##### Input #####

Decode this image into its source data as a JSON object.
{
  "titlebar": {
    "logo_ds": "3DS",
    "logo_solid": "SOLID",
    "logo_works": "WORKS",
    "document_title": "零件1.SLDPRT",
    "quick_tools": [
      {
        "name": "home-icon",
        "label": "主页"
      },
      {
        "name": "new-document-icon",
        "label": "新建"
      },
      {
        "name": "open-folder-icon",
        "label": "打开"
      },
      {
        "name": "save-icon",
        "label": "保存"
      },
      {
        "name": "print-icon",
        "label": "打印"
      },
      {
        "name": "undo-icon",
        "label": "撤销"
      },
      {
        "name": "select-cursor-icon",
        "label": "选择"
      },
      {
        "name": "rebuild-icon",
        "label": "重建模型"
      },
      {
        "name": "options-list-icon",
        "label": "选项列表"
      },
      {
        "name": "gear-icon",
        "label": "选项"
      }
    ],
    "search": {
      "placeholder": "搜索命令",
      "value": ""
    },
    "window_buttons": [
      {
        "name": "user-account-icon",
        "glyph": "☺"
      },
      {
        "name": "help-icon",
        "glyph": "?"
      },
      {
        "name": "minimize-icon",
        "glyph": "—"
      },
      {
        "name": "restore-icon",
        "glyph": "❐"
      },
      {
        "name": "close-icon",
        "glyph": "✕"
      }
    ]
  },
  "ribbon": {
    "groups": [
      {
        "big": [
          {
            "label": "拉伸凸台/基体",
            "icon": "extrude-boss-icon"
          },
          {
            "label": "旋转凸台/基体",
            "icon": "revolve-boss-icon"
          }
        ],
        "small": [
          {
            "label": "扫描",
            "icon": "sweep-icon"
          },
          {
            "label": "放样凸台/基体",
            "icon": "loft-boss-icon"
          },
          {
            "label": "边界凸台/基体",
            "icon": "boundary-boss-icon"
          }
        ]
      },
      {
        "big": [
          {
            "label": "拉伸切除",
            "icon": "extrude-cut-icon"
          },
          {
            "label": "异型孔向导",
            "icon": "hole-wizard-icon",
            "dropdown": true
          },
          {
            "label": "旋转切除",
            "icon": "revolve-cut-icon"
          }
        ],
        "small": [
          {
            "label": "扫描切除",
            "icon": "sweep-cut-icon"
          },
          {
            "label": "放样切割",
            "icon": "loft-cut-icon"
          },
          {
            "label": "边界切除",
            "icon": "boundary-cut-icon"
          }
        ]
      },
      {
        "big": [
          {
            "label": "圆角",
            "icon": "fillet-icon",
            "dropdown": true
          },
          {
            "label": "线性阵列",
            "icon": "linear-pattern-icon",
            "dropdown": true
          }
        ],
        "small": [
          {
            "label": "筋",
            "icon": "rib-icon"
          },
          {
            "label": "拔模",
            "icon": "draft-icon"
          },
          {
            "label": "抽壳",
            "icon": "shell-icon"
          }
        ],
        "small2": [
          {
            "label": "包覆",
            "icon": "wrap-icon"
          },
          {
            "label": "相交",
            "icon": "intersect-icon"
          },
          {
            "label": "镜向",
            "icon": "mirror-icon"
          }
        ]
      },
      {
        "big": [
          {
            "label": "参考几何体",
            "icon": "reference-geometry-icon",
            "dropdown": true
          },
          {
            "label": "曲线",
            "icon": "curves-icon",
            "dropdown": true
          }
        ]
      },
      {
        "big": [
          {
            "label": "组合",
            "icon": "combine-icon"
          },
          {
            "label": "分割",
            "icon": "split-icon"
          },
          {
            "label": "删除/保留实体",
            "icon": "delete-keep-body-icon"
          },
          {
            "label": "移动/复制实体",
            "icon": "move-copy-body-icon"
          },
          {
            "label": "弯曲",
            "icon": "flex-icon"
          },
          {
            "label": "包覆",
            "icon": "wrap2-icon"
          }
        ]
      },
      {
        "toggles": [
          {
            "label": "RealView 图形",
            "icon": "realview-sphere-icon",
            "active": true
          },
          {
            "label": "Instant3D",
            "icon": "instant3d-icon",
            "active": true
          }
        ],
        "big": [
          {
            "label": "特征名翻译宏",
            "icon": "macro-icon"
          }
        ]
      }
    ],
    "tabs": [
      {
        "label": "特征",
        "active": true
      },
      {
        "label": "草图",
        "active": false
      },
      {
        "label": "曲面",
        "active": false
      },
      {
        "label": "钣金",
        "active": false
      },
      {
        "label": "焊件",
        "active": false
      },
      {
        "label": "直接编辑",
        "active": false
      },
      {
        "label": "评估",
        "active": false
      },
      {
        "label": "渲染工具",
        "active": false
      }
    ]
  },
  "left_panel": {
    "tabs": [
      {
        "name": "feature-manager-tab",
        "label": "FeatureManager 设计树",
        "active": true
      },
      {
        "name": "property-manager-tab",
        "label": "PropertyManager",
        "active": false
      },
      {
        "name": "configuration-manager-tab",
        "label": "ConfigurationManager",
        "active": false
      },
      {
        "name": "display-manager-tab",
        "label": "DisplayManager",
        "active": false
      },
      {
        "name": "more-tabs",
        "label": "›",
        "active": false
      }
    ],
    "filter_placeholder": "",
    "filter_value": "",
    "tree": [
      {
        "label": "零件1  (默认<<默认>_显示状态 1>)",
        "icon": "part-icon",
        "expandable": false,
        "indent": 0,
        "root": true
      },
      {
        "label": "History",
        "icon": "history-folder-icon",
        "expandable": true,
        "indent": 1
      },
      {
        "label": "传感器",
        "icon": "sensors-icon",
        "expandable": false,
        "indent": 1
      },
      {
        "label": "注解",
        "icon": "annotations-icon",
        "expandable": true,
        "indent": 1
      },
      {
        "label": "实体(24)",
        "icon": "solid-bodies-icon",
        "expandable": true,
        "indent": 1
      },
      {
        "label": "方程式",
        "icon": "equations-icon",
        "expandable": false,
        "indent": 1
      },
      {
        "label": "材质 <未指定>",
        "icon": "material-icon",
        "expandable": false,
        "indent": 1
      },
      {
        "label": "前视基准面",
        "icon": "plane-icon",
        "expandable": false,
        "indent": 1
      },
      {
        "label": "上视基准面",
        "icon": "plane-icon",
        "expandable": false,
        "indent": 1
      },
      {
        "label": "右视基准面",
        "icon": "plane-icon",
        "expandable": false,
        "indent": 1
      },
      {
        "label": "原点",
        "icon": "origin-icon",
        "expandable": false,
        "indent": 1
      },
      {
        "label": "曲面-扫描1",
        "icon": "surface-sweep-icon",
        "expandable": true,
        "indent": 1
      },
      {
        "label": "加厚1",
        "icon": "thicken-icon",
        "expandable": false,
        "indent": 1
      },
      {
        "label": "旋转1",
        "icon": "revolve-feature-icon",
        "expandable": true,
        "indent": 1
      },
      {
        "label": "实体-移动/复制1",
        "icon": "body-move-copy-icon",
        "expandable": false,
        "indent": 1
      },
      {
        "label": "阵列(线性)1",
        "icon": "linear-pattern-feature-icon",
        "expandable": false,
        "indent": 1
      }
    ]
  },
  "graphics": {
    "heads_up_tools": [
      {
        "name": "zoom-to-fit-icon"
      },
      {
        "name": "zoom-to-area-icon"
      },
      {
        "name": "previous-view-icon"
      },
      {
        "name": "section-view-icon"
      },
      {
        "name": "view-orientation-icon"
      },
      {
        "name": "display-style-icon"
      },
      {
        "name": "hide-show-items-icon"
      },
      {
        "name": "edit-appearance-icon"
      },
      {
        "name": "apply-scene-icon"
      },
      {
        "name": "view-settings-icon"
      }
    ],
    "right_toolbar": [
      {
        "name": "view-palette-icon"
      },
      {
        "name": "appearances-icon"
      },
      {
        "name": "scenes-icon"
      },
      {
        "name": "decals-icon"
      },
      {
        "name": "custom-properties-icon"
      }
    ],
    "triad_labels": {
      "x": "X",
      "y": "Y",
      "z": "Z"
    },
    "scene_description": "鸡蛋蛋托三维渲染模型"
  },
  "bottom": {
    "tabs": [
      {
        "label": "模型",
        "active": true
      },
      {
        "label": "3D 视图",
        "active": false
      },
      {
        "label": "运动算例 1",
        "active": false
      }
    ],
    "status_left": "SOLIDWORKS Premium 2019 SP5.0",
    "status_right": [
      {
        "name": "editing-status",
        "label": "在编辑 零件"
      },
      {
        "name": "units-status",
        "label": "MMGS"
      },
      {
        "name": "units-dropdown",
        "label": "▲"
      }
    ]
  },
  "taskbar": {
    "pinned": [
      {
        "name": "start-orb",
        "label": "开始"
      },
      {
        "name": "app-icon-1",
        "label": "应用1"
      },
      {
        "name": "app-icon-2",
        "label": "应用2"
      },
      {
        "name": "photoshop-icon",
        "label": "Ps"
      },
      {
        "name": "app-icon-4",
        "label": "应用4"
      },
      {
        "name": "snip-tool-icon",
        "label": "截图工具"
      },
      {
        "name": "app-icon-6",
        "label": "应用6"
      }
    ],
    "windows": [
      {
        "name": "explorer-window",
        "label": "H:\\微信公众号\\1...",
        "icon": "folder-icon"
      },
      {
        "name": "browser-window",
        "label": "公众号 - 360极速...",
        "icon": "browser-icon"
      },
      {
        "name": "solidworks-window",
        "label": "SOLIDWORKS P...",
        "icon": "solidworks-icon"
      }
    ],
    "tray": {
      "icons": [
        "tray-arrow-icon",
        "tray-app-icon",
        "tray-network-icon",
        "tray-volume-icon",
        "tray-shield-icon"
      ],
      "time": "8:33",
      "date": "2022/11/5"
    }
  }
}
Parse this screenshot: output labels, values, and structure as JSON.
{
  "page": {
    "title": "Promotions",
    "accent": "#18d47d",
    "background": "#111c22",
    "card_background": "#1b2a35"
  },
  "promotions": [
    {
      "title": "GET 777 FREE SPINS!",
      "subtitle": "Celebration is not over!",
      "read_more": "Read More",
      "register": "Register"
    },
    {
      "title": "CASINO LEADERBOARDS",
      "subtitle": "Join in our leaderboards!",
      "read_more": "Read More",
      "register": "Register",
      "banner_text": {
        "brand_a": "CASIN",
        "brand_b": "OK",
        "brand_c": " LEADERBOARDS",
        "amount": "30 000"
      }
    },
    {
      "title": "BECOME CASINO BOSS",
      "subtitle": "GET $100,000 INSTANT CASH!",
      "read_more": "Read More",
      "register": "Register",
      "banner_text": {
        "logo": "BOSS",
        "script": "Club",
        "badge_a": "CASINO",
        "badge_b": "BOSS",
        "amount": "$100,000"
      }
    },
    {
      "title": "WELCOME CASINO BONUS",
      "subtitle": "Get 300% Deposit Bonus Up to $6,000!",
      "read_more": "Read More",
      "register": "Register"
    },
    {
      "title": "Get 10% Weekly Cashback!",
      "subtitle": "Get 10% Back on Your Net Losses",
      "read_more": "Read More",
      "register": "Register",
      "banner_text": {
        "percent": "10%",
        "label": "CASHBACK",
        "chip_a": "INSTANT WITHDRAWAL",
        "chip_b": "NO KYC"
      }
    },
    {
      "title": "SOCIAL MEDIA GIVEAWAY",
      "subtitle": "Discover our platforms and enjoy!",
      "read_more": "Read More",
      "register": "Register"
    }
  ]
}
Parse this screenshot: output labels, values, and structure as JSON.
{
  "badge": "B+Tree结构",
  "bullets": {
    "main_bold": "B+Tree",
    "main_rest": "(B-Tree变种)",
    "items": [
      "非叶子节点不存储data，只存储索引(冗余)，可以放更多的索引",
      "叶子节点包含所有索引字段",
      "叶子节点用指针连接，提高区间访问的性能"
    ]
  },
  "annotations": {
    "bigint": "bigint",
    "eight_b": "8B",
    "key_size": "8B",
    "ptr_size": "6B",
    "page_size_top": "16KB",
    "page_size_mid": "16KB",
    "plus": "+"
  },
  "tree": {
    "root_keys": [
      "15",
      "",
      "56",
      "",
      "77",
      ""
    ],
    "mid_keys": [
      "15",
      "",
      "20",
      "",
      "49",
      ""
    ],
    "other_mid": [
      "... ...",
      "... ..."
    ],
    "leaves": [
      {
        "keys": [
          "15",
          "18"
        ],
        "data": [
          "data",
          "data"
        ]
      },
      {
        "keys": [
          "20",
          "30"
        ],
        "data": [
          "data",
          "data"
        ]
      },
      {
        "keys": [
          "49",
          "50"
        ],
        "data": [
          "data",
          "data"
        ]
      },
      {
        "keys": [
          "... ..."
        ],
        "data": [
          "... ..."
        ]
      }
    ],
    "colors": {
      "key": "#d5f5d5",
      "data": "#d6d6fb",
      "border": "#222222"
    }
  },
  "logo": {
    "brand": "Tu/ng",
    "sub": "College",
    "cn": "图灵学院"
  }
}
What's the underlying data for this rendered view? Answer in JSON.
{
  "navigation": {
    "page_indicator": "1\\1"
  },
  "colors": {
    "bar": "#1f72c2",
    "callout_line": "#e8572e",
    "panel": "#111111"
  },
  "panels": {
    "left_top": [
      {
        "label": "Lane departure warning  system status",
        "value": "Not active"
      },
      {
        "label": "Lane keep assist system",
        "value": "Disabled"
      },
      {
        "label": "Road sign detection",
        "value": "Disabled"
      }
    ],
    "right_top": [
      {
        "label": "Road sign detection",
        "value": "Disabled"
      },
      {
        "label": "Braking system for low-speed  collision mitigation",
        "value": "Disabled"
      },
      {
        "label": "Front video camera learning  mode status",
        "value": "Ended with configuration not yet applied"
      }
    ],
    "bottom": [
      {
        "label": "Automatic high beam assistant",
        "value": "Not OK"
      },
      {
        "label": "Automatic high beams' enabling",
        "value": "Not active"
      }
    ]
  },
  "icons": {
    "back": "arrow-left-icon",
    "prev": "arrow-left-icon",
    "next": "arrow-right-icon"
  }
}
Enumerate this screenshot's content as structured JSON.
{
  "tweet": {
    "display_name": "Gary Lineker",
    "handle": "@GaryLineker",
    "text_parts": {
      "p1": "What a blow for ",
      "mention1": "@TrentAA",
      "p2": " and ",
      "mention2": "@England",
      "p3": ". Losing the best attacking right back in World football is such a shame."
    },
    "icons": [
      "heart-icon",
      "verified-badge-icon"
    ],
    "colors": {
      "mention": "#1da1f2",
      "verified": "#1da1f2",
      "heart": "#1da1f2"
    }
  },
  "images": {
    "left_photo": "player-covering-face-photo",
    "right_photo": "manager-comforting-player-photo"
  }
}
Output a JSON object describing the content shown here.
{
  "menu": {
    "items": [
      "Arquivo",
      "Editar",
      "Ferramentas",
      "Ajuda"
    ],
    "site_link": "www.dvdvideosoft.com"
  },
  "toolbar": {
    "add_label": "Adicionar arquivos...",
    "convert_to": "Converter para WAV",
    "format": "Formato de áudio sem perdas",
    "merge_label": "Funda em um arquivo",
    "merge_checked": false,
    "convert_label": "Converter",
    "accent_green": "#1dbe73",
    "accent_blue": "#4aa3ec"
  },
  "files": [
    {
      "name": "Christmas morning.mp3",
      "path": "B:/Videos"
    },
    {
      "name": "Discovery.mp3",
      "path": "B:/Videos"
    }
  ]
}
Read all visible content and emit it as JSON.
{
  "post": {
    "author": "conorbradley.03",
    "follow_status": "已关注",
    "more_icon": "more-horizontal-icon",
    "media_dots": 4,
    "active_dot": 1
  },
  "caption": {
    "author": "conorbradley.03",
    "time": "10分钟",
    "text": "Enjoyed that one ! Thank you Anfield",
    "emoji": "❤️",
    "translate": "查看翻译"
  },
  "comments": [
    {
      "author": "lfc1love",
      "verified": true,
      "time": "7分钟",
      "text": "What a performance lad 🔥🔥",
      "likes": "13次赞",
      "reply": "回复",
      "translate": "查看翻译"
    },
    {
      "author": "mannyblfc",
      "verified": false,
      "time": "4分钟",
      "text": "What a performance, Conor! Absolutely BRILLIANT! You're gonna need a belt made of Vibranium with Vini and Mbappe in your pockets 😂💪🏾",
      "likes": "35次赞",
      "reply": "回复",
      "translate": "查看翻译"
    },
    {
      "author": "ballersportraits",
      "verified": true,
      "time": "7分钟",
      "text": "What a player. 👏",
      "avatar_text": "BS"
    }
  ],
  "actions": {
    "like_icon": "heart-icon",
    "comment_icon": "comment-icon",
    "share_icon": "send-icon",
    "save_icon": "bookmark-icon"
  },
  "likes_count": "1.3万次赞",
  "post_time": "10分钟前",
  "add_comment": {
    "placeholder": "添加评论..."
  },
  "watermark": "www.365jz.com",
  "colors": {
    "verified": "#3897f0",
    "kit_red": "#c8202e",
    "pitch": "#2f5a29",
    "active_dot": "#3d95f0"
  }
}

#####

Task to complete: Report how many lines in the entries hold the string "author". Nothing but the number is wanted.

Solution below: 5